The benefits of few choices
June 15, 2009
I spent the weekend on the banks of the upper Mississippi at a reunion of families we traveled to China with nearly twelve years ago. Sunday morning we crossed the bridge over the river from Wisconsin to Iowa to visit Pike’s Peak.
Until that morning I had only heard of the Pike’s Peak in Colorado. This peak in Iowa was named by the same Zebulon Pike who named the better known peak further west. Pike identified this site for the government as being an ideal location for a military base.
The government decided to build instead in Prairie du Chien, Wisconsin near where we are staying. This allows Pike’s Peak to exist as a State Park. It provides a stunning view of the Mississippi below and the Wisconsin shore on the other side of the river.

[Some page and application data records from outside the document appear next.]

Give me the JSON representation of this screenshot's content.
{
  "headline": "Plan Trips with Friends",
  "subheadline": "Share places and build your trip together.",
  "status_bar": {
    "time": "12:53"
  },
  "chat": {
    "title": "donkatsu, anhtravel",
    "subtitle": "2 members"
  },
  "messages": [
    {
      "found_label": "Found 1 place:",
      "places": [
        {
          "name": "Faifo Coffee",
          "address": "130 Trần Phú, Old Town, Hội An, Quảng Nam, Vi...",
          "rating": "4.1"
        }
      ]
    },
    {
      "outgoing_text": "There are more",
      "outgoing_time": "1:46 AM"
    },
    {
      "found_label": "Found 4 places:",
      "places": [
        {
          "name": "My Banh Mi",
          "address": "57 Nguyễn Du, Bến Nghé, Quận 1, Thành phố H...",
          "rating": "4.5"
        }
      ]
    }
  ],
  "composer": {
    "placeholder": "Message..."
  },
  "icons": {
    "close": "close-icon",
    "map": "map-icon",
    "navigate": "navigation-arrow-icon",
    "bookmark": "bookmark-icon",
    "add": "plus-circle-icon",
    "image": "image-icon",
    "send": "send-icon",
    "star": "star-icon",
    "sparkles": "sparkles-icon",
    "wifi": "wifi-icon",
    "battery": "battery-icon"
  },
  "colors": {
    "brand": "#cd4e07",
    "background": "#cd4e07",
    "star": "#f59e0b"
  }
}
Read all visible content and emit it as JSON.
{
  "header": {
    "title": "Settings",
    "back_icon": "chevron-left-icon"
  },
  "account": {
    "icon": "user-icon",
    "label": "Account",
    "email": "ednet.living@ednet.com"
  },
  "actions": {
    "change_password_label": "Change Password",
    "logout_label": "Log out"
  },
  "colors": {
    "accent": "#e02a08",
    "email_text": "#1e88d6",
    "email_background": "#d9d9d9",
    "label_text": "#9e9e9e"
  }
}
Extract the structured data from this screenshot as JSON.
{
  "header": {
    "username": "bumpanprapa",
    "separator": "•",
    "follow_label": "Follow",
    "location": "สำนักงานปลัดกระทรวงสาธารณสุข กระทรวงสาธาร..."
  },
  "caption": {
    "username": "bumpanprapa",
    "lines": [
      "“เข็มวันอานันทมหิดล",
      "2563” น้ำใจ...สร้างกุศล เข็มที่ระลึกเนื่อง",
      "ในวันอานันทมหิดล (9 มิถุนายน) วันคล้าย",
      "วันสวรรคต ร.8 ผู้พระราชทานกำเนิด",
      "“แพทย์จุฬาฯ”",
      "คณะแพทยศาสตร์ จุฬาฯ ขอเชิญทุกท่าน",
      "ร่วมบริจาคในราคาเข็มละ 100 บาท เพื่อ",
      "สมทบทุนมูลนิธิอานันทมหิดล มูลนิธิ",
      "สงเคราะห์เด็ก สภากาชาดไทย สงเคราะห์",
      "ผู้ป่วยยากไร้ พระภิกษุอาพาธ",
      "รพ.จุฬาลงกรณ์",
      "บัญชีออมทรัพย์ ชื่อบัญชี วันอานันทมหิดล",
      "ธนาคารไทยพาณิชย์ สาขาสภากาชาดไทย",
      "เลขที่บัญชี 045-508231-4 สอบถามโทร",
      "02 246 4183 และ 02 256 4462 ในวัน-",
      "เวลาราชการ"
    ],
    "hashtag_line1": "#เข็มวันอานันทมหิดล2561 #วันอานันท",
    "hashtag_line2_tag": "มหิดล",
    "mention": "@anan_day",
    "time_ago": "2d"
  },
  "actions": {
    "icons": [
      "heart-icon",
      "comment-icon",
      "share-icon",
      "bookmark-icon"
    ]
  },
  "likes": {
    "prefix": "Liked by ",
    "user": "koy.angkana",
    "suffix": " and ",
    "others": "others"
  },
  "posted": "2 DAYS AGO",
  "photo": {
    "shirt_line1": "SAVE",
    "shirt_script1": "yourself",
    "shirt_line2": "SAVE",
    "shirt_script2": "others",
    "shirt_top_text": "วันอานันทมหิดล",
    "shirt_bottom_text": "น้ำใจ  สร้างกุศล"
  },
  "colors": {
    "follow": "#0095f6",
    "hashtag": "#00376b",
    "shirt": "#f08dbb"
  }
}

After our hike, Kim returns from talking with the other moms to tell me that we’ll be stopping to do some shopping on our way back. The group that made the short drive to the park consists of five 12-year old girls, four moms, and me. Kim remembers seeing a book store and a coffee shop so she’s sure that I’ll be ok.
While the women and girls shop, I head down to the Paper Moon Bookstore in McGregor, Iowa. It’s perfect.
They don’t have every book there, but their collection is clearly carefully selected. Their display quickly takes me from books I already know I want to read to books I haven’t paid attention to but now see that I should read too.
There’s nothing wrong with big book stores that stock everything – I spend plenty of time in physical and online bookstores that stock tens of thousands of titles. But there is something special about a store which is constrained and carries books carefully chosen by the people who work in this actual store.
The owner, Louise, makes her way to the third floor to see if I need any help. She’s not asking if I need help in the way that some store clerks do to see if you are upstairs stealing something. She really wants to know if I need any help.
I tell her that I love her collection. She shrugs it off but thanks me. This is clearly the woman who has put the red stickers on the front of the books that she recommends to her patrons.
I apologize and explain that I feel a little guilty with all of these good books she’s recommending that I’ll probably just buy a bit of fluff to read on this vacation weekend.
“Nothing wrong with fluff,” she says. She asks what kind of fluff I like. I tell her mysteries and she almost smiles. “Me too,” she says, and leads me to the mysteries.
She starts a great game of “have you read” and quickly assesses the types of books I like and starts handing me different possibilities. She describes the authors, the series, the settings, and the writings. She holds one up and says to me, “most mystery authors write for the story. This one is written for the word.”
This is the best sort of bookstore. A bookstore where the people who own it and work in it love books and read constantly. This is the way libraries and book stores always were when I was growing up. The good ones still are. You can find this in large and small book stores, chain and local, physical and online.
We sometimes don’t go to the small ones because they don’t have everything but sometimes that’s exactly the point.
I know that if I lived near hear Louise would get to know the types of books I like and push me to expand a bit in this direction or that. There used to be a book store like that in Shaker Square near where I live. The women would recommend books and tell me “don’t worry about it. If you’ve read this one or you don’t like it, just bring it back.”
Stores like this are harder and harder to find. It’s well worth the effort. Take some time this week to find a small bookstore near you that doesn’t stock every book and see what jumps out at you that you might not have found in a larger store.
This post originally appeared in the Pragmatic Life blog.